Entries from a dataset of interfaces:
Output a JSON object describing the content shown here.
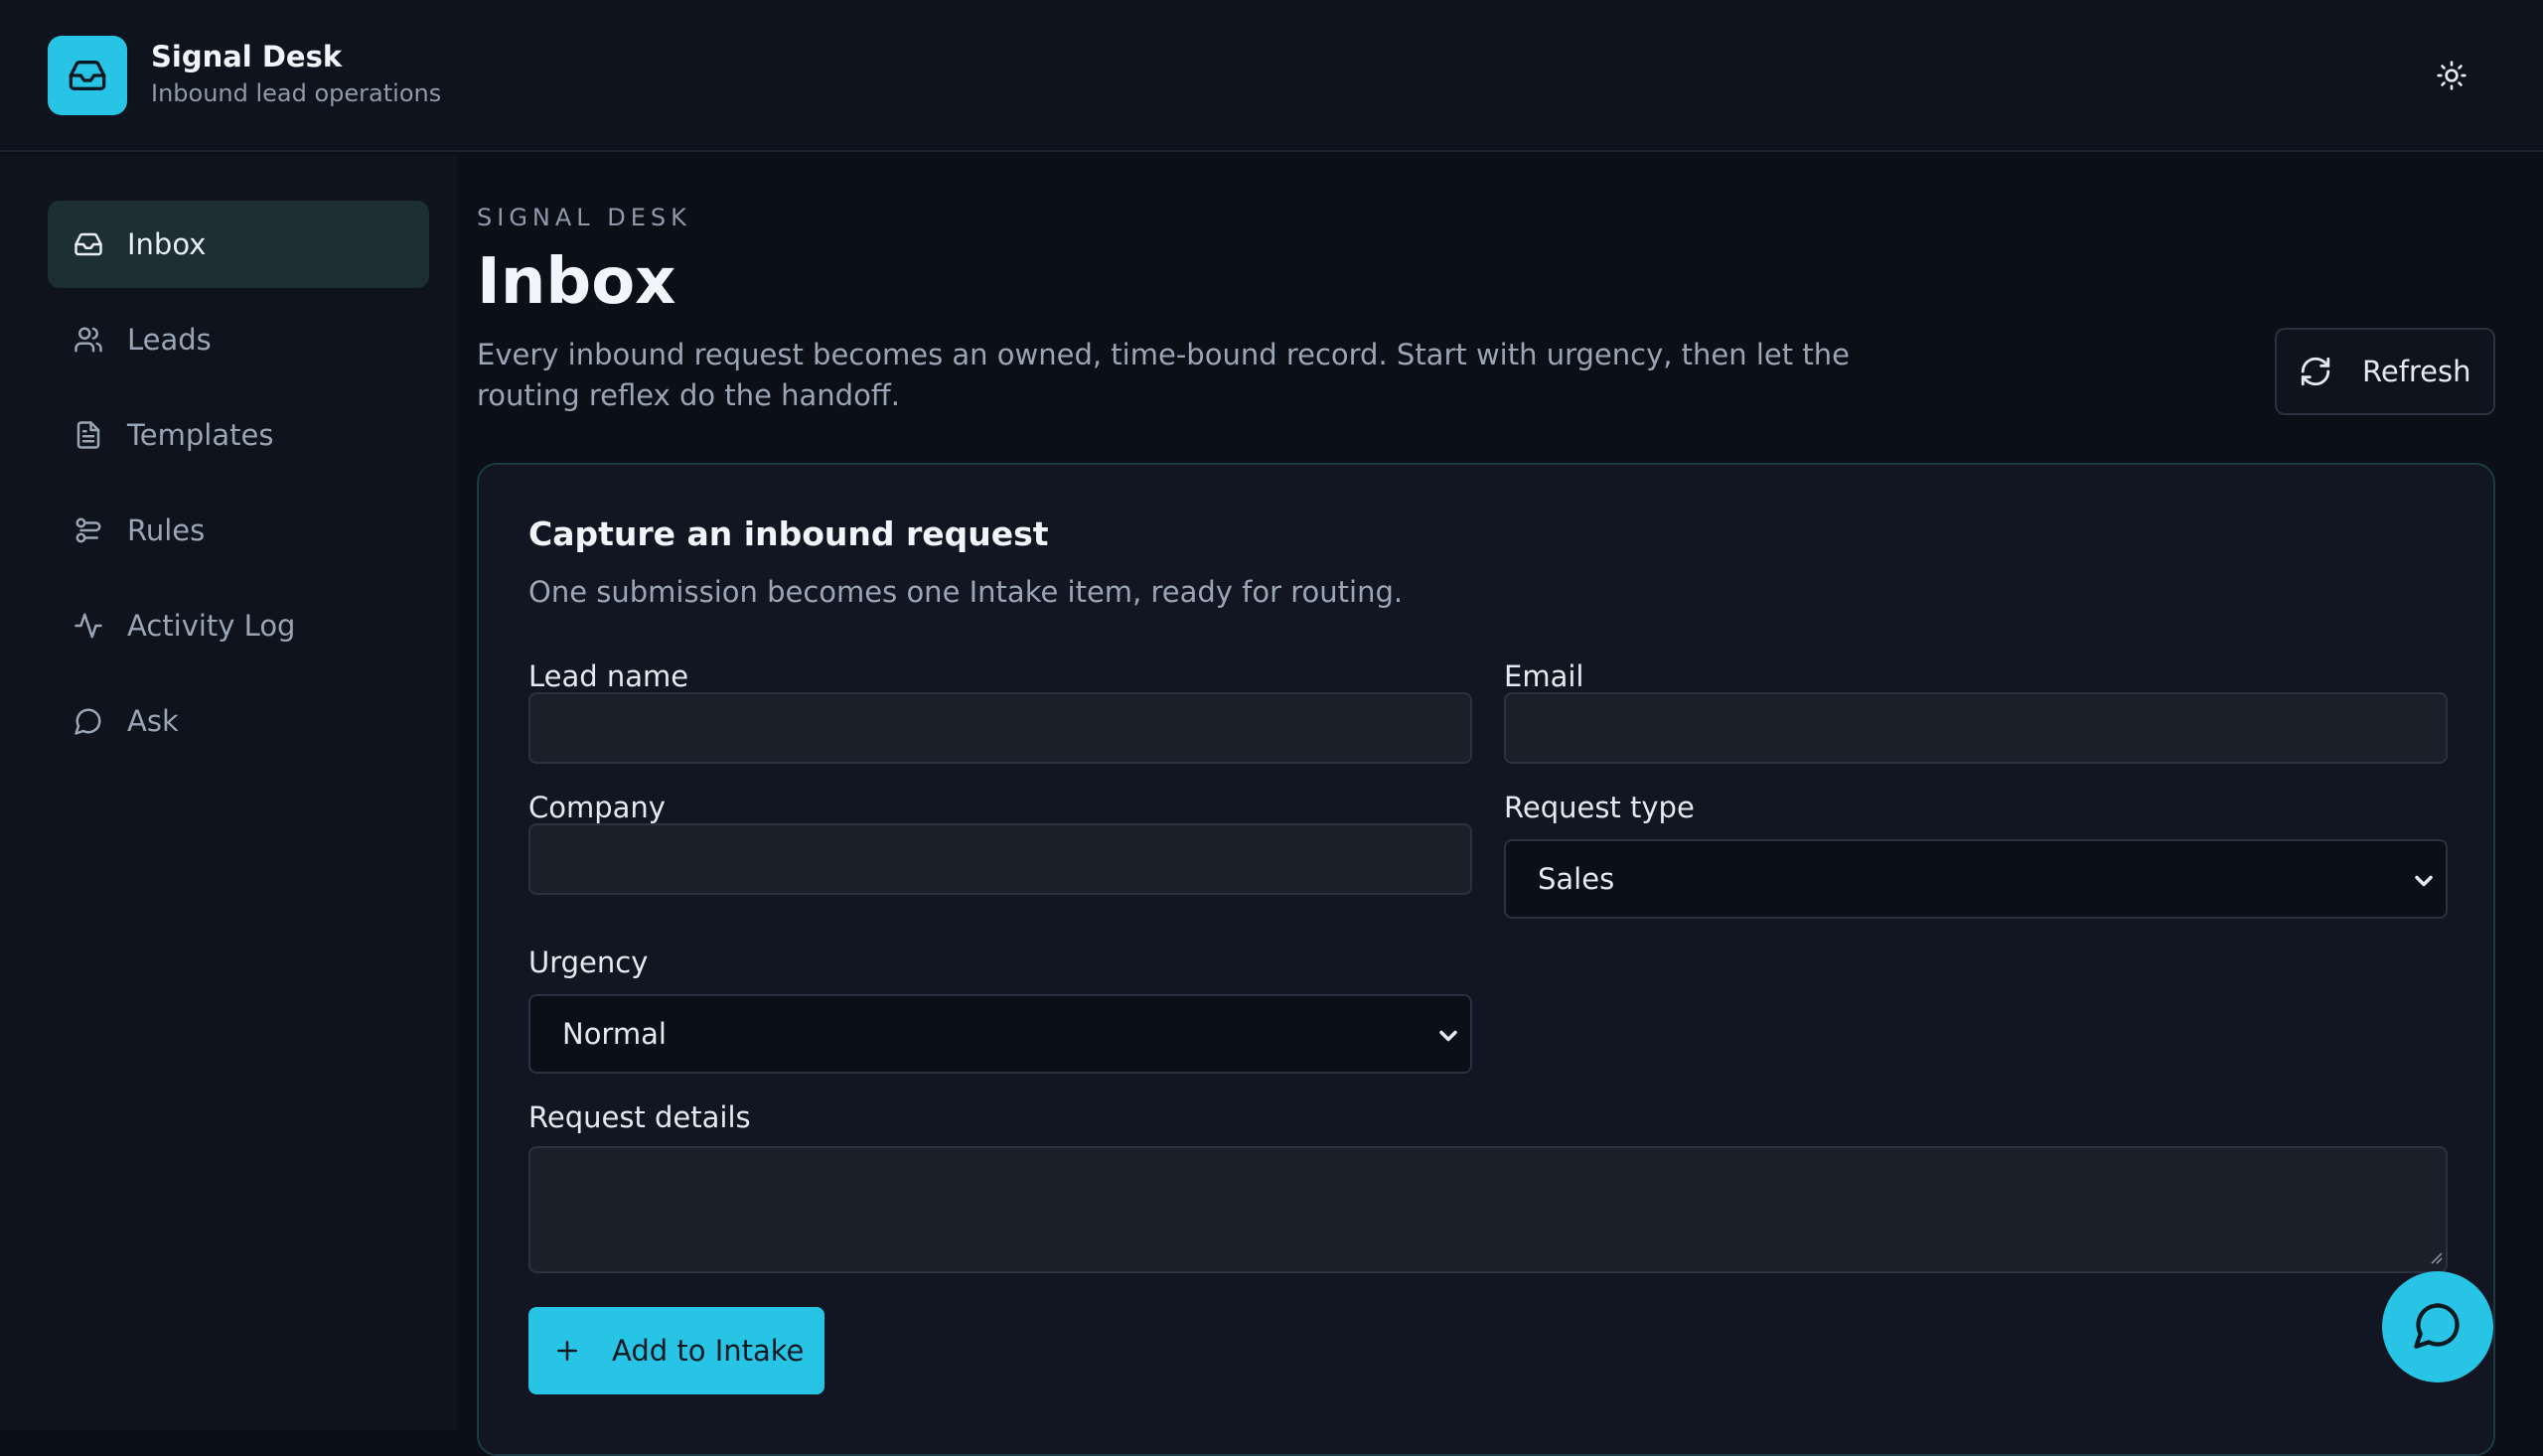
{
  "brand": {
    "title": "Signal Desk",
    "subtitle": "Inbound lead operations"
  },
  "sidebar": {
    "items": [
      {
        "label": "Inbox",
        "icon": "inbox-icon",
        "active": true
      },
      {
        "label": "Leads",
        "icon": "users-icon"
      },
      {
        "label": "Templates",
        "icon": "document-icon"
      },
      {
        "label": "Rules",
        "icon": "rules-icon"
      },
      {
        "label": "Activity Log",
        "icon": "activity-icon"
      },
      {
        "label": "Ask",
        "icon": "chat-icon"
      }
    ]
  },
  "header": {
    "eyebrow": "SIGNAL DESK",
    "title": "Inbox",
    "description": "Every inbound request becomes an owned, time-bound record. Start with urgency, then let the routing reflex do the handoff.",
    "refresh_label": "Refresh"
  },
  "form": {
    "title": "Capture an inbound request",
    "subtitle": "One submission becomes one Intake item, ready for routing.",
    "lead_name_label": "Lead name",
    "lead_name_value": "",
    "email_label": "Email",
    "email_value": "",
    "company_label": "Company",
    "company_value": "",
    "request_type_label": "Request type",
    "request_type_value": "Sales",
    "urgency_label": "Urgency",
    "urgency_value": "Normal",
    "details_label": "Request details",
    "submit_label": "Add to Intake"
  },
  "colors": {
    "accent": "#27c4e6",
    "background": "#0b0f17",
    "active_nav": "#1d2f33"
  }
}
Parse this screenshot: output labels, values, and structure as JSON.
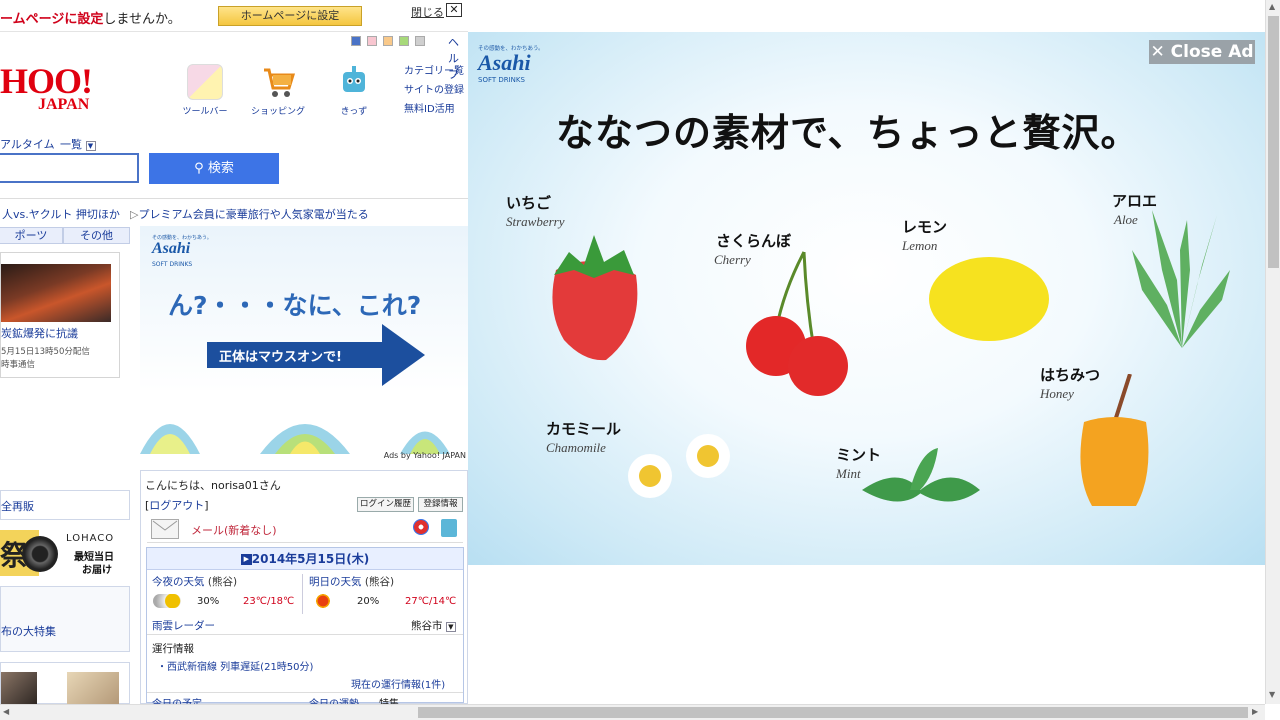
{
  "topbar": {
    "promo_plain": "ームページに",
    "promo_bold": "設定",
    "promo_tail": "しませんか。",
    "hp_button": "ホームページに設定",
    "close": "閉じる",
    "close_x": "✕",
    "help": "ヘルプ"
  },
  "logo": {
    "main": "HOO!",
    "sub": "JAPAN"
  },
  "services": [
    {
      "label": "ツールバー"
    },
    {
      "label": "ショッピング"
    },
    {
      "label": "きっず"
    }
  ],
  "right_links": [
    "カテゴリー覧",
    "サイトの登録",
    "無料ID活用"
  ],
  "search": {
    "realtime": "アルタイム",
    "list": "一覧",
    "button": "検索"
  },
  "ticker": {
    "left": "人vs.ヤクルト 押切ほか",
    "right": "プレミアム会員に豪華旅行や人気家電が当たる"
  },
  "tabs": [
    "ポーツ",
    "その他"
  ],
  "news": {
    "title": "炭鉱爆発に抗議",
    "meta1": "5月15日13時50分配信",
    "meta2": "時事通信"
  },
  "left_links": {
    "reprint": "全再販",
    "lohaco": "LOHACO",
    "lohaco_sub1": "最短当日",
    "lohaco_sub2": "お届け",
    "fest": "祭",
    "feature": "布の大特集"
  },
  "ad_small": {
    "tag": "その感動を、わかちあう。",
    "brand": "Asahi",
    "brand_sub": "SOFT DRINKS",
    "question": "ん?・・・なに、これ?",
    "cta": "正体はマウスオンで!",
    "credit": "Ads by Yahoo! JAPAN"
  },
  "user": {
    "greeting": "こんにちは、norisa01さん",
    "logout": "ログアウト",
    "btn_login_history": "ログイン履歴",
    "btn_reg_info": "登録情報",
    "mail": "メール(新着なし)"
  },
  "weather": {
    "date": "2014年5月15日(木)",
    "tonight_label": "今夜の天気",
    "tomorrow_label": "明日の天気",
    "city": "(熊谷)",
    "tonight_rain": "30%",
    "tonight_temp": "23℃/18℃",
    "tomorrow_rain": "20%",
    "tomorrow_temp": "27℃/14℃",
    "radar": "雨雲レーダー",
    "city_select": "熊谷市",
    "transit_label": "運行情報",
    "transit_item": "・西武新宿線 列車遅延(21時50分)",
    "transit_now": "現在の運行情報(1件)",
    "today1": "今日の予定",
    "today2": "今日の運勢",
    "today3": "特集"
  },
  "ad_big": {
    "close": "Close Ad",
    "tag": "その感動を、わかちあう。",
    "brand": "Asahi",
    "brand_sub": "SOFT DRINKS",
    "headline": "ななつの素材で、ちょっと贅沢。",
    "items": [
      {
        "jp": "いちご",
        "en": "Strawberry"
      },
      {
        "jp": "さくらんぼ",
        "en": "Cherry"
      },
      {
        "jp": "レモン",
        "en": "Lemon"
      },
      {
        "jp": "アロエ",
        "en": "Aloe"
      },
      {
        "jp": "はちみつ",
        "en": "Honey"
      },
      {
        "jp": "カモミール",
        "en": "Chamomile"
      },
      {
        "jp": "ミント",
        "en": "Mint"
      }
    ]
  },
  "colors": {
    "yahoo_red": "#e0000f",
    "link_blue": "#1a3c9a",
    "search_blue": "#3d74e6",
    "asahi_blue": "#1a58a8"
  }
}
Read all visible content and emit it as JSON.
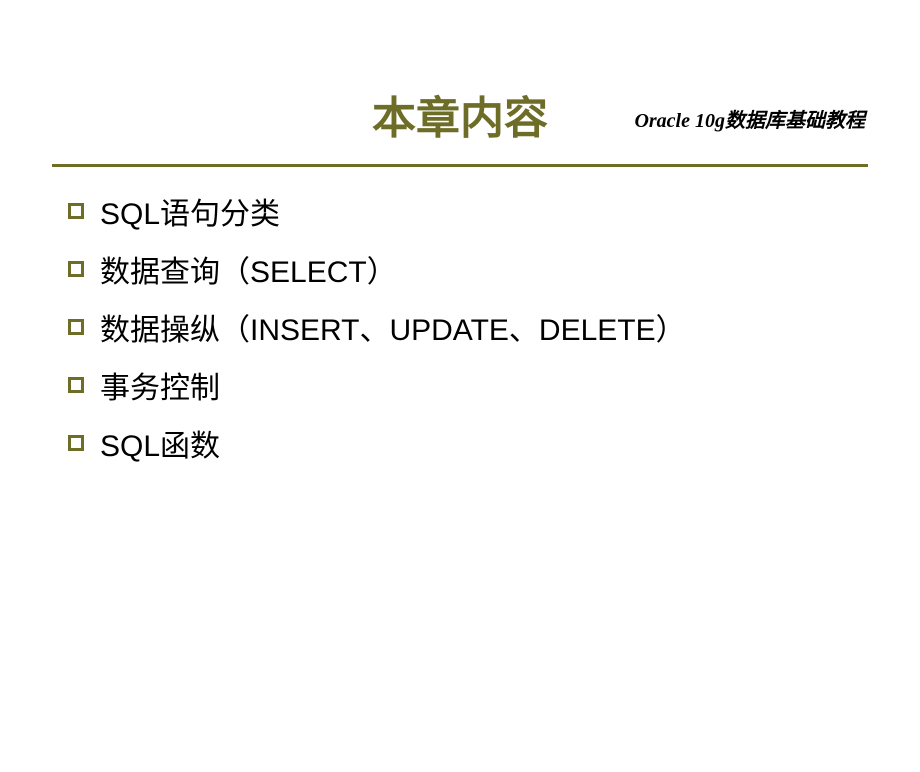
{
  "header": {
    "text": "Oracle 10g数据库基础教程"
  },
  "title": "本章内容",
  "items": [
    "SQL语句分类",
    "数据查询（SELECT）",
    "数据操纵（INSERT、UPDATE、DELETE）",
    "事务控制",
    "SQL函数"
  ]
}
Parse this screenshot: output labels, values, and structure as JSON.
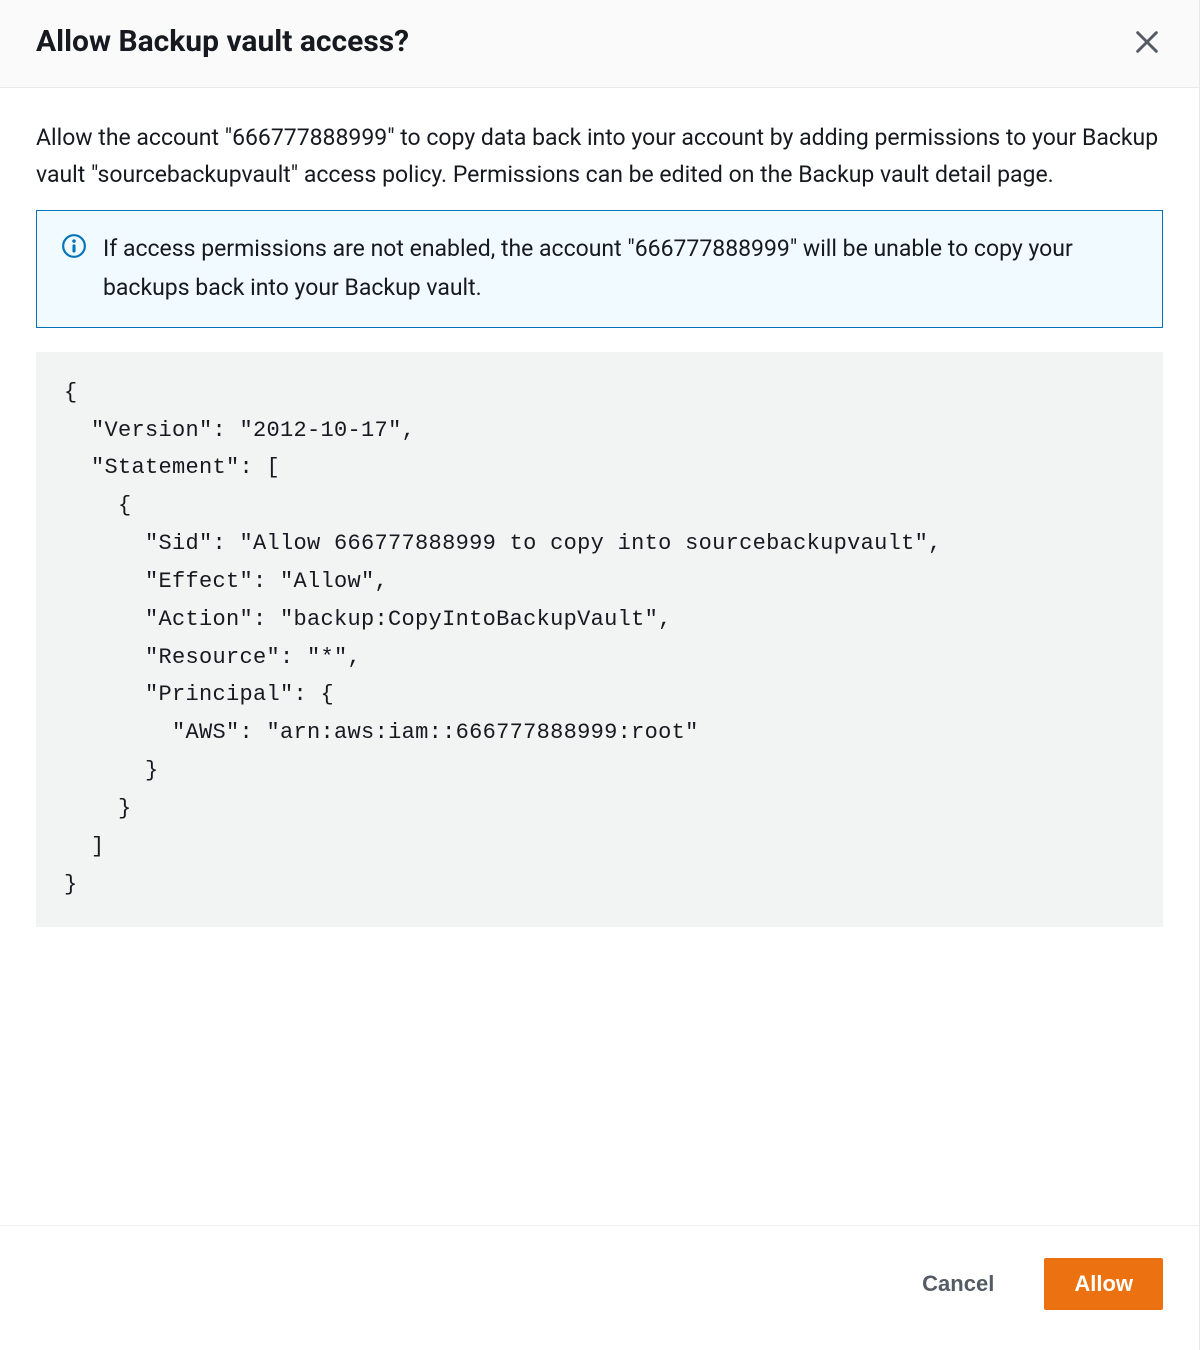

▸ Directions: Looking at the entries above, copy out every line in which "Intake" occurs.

▸ Output for this exercise:
    "subtitle": "One submission becomes one Intake item, ready for routing.",
    "submit_label": "Add to Intake"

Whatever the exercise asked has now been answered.